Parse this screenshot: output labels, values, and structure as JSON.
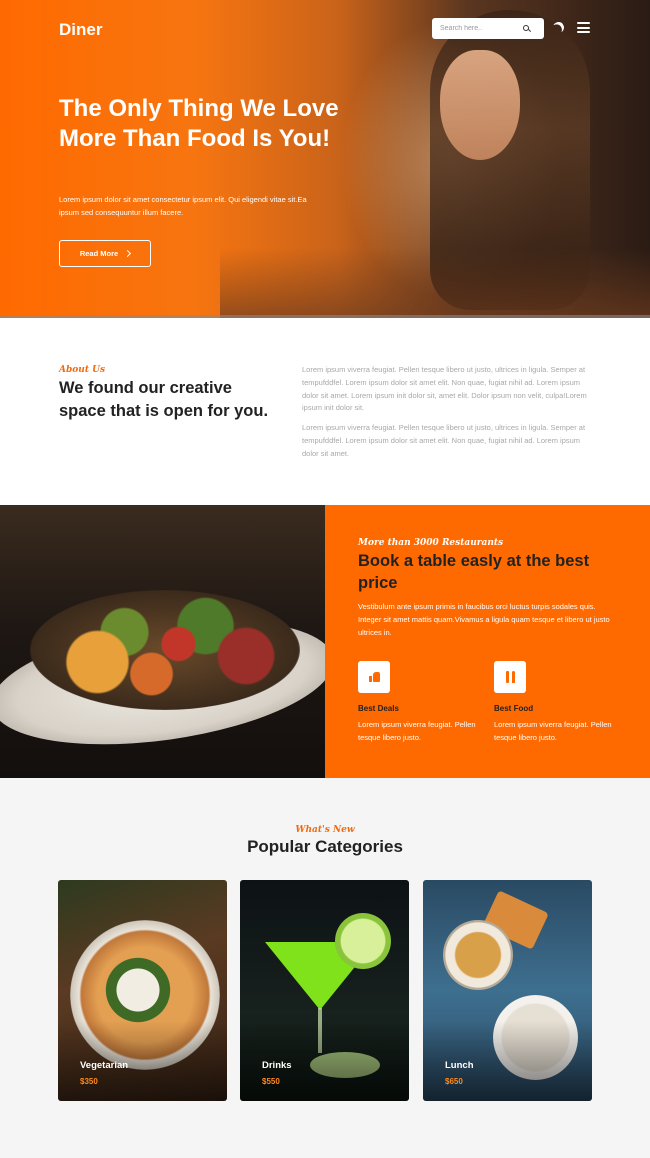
{
  "header": {
    "logo": "Diner",
    "search_placeholder": "Search here..",
    "icons": [
      "search-icon",
      "moon-icon",
      "menu-icon"
    ]
  },
  "hero": {
    "title": "The Only Thing We Love More Than Food Is You!",
    "text": "Lorem ipsum dolor sit amet consectetur ipsum elit. Qui eligendi vitae sit.Ea ipsum sed consequuntur illum facere.",
    "button_label": "Read More"
  },
  "about": {
    "label": "About Us",
    "title": "We found our creative space that is open for you.",
    "paragraph1": "Lorem ipsum viverra feugiat. Pellen tesque libero ut justo, ultrices in ligula. Semper at tempufddfel. Lorem ipsum dolor sit amet elit. Non quae, fugiat nihil ad. Lorem ipsum dolor sit amet. Lorem ipsum init dolor sit, amet elit. Dolor ipsum non velit, culpa!Lorem ipsum init dolor sit.",
    "paragraph2": "Lorem ipsum viverra feugiat. Pellen tesque libero ut justo, ultrices in ligula. Semper at tempufddfel. Lorem ipsum dolor sit amet elit. Non quae, fugiat nihil ad. Lorem ipsum dolor sit amet."
  },
  "booking": {
    "label": "More than 3000 Restaurants",
    "title": "Book a table easly at the best price",
    "text": "Vestibulum ante ipsum primis in faucibus orci luctus turpis sodales quis. Integer sit amet mattis quam.Vivamus a ligula quam tesque et libero ut justo ultrices in.",
    "features": [
      {
        "title": "Best Deals",
        "text": "Lorem ipsum viverra feugiat. Pellen tesque libero justo.",
        "icon": "thumbs-up-icon"
      },
      {
        "title": "Best Food",
        "text": "Lorem ipsum viverra feugiat. Pellen tesque libero justo.",
        "icon": "cutlery-icon"
      }
    ]
  },
  "categories": {
    "label": "What's New",
    "title": "Popular Categories",
    "items": [
      {
        "name": "Vegetarian",
        "price": "$350"
      },
      {
        "name": "Drinks",
        "price": "$550"
      },
      {
        "name": "Lunch",
        "price": "$650"
      }
    ]
  },
  "colors": {
    "accent": "#ff6a00",
    "price": "#ff8a1c",
    "section_bg": "#f5f5f5"
  }
}
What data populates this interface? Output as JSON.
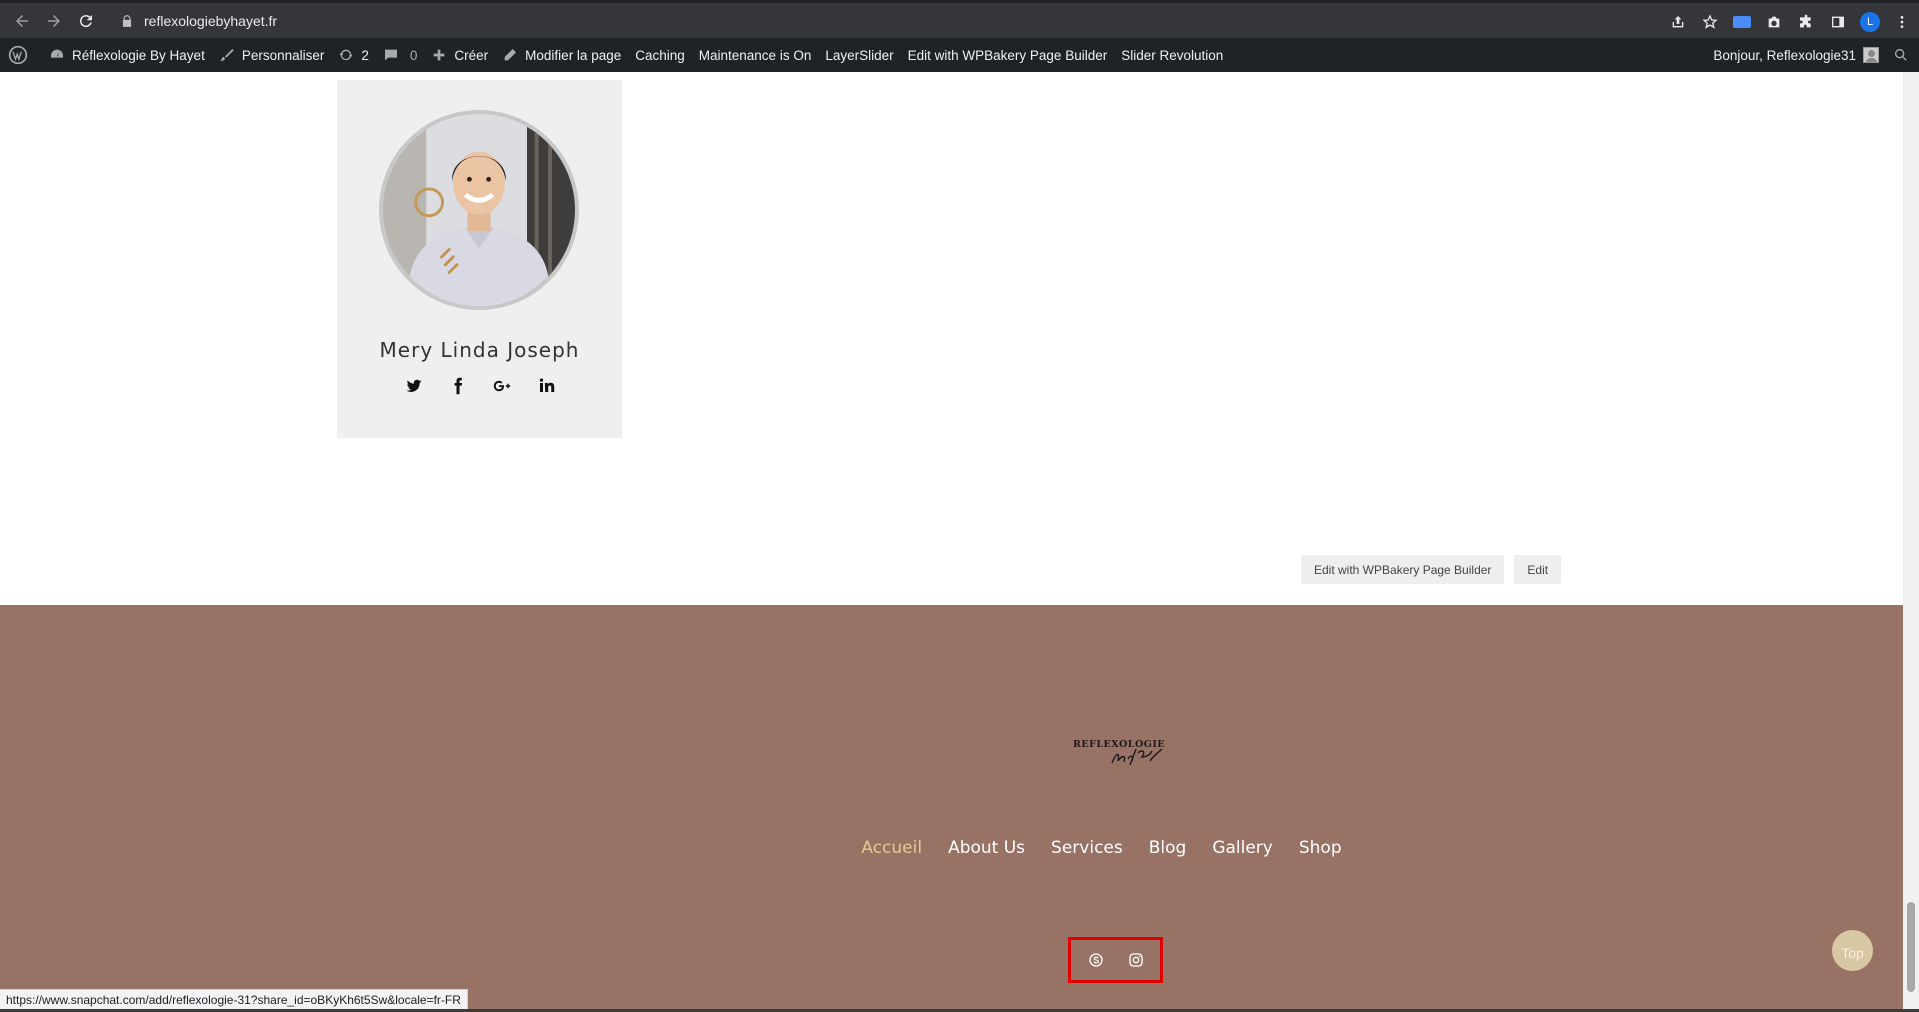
{
  "browser": {
    "url": "reflexologiebyhayet.fr",
    "profile_initial": "L"
  },
  "admin_bar": {
    "site_name": "Réflexologie By Hayet",
    "customize": "Personnaliser",
    "updates_count": "2",
    "comments_count": "0",
    "new": "Créer",
    "edit_page": "Modifier la page",
    "caching": "Caching",
    "maintenance": "Maintenance is On",
    "layerslider": "LayerSlider",
    "wpbakery": "Edit with WPBakery Page Builder",
    "slider_revolution": "Slider Revolution",
    "greeting": "Bonjour, Reflexologie31"
  },
  "team": {
    "name": "Mery Linda Joseph",
    "social": [
      "twitter-icon",
      "facebook-icon",
      "google-plus-icon",
      "linkedin-icon"
    ]
  },
  "edit_buttons": {
    "wpbakery": "Edit with WPBakery Page Builder",
    "edit": "Edit"
  },
  "footer": {
    "logo_alt": "REFLEXOLOGIE By Hayet",
    "nav": [
      "Accueil",
      "About Us",
      "Services",
      "Blog",
      "Gallery",
      "Shop"
    ],
    "social": [
      "skype-icon",
      "instagram-icon"
    ],
    "top_label": "Top"
  },
  "status_bar": {
    "link": "https://www.snapchat.com/add/reflexologie-31?share_id=oBKyKh6t5Sw&locale=fr-FR"
  },
  "colors": {
    "footer_bg": "#987264",
    "nav_active": "#e8c88f",
    "admin_bar": "#1d2327",
    "highlight_box": "#e00000"
  }
}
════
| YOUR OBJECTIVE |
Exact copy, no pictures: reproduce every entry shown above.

| YOUR RESPONSE |
Parse this screenshot: output labels, values, and structure as JSON.
{
  "header": {
    "logo": "Diner",
    "search_placeholder": "Search here..",
    "icons": [
      "search-icon",
      "moon-icon",
      "menu-icon"
    ]
  },
  "hero": {
    "title": "The Only Thing We Love More Than Food Is You!",
    "text": "Lorem ipsum dolor sit amet consectetur ipsum elit. Qui eligendi vitae sit.Ea ipsum sed consequuntur illum facere.",
    "button_label": "Read More"
  },
  "about": {
    "label": "About Us",
    "title": "We found our creative space that is open for you.",
    "paragraph1": "Lorem ipsum viverra feugiat. Pellen tesque libero ut justo, ultrices in ligula. Semper at tempufddfel. Lorem ipsum dolor sit amet elit. Non quae, fugiat nihil ad. Lorem ipsum dolor sit amet. Lorem ipsum init dolor sit, amet elit. Dolor ipsum non velit, culpa!Lorem ipsum init dolor sit.",
    "paragraph2": "Lorem ipsum viverra feugiat. Pellen tesque libero ut justo, ultrices in ligula. Semper at tempufddfel. Lorem ipsum dolor sit amet elit. Non quae, fugiat nihil ad. Lorem ipsum dolor sit amet."
  },
  "booking": {
    "label": "More than 3000 Restaurants",
    "title": "Book a table easly at the best price",
    "text": "Vestibulum ante ipsum primis in faucibus orci luctus turpis sodales quis. Integer sit amet mattis quam.Vivamus a ligula quam tesque et libero ut justo ultrices in.",
    "features": [
      {
        "title": "Best Deals",
        "text": "Lorem ipsum viverra feugiat. Pellen tesque libero justo.",
        "icon": "thumbs-up-icon"
      },
      {
        "title": "Best Food",
        "text": "Lorem ipsum viverra feugiat. Pellen tesque libero justo.",
        "icon": "cutlery-icon"
      }
    ]
  },
  "categories": {
    "label": "What's New",
    "title": "Popular Categories",
    "items": [
      {
        "name": "Vegetarian",
        "price": "$350"
      },
      {
        "name": "Drinks",
        "price": "$550"
      },
      {
        "name": "Lunch",
        "price": "$650"
      }
    ]
  },
  "colors": {
    "accent": "#ff6a00",
    "price": "#ff8a1c",
    "section_bg": "#f5f5f5"
  }
}
What data populates this interface? Output as JSON.
{
  "browser": {
    "url": "reflexologiebyhayet.fr",
    "profile_initial": "L"
  },
  "admin_bar": {
    "site_name": "Réflexologie By Hayet",
    "customize": "Personnaliser",
    "updates_count": "2",
    "comments_count": "0",
    "new": "Créer",
    "edit_page": "Modifier la page",
    "caching": "Caching",
    "maintenance": "Maintenance is On",
    "layerslider": "LayerSlider",
    "wpbakery": "Edit with WPBakery Page Builder",
    "slider_revolution": "Slider Revolution",
    "greeting": "Bonjour, Reflexologie31"
  },
  "team": {
    "name": "Mery Linda Joseph",
    "social": [
      "twitter-icon",
      "facebook-icon",
      "google-plus-icon",
      "linkedin-icon"
    ]
  },
  "edit_buttons": {
    "wpbakery": "Edit with WPBakery Page Builder",
    "edit": "Edit"
  },
  "footer": {
    "logo_alt": "REFLEXOLOGIE By Hayet",
    "nav": [
      "Accueil",
      "About Us",
      "Services",
      "Blog",
      "Gallery",
      "Shop"
    ],
    "social": [
      "skype-icon",
      "instagram-icon"
    ],
    "top_label": "Top"
  },
  "status_bar": {
    "link": "https://www.snapchat.com/add/reflexologie-31?share_id=oBKyKh6t5Sw&locale=fr-FR"
  },
  "colors": {
    "footer_bg": "#987264",
    "nav_active": "#e8c88f",
    "admin_bar": "#1d2327",
    "highlight_box": "#e00000"
  }
}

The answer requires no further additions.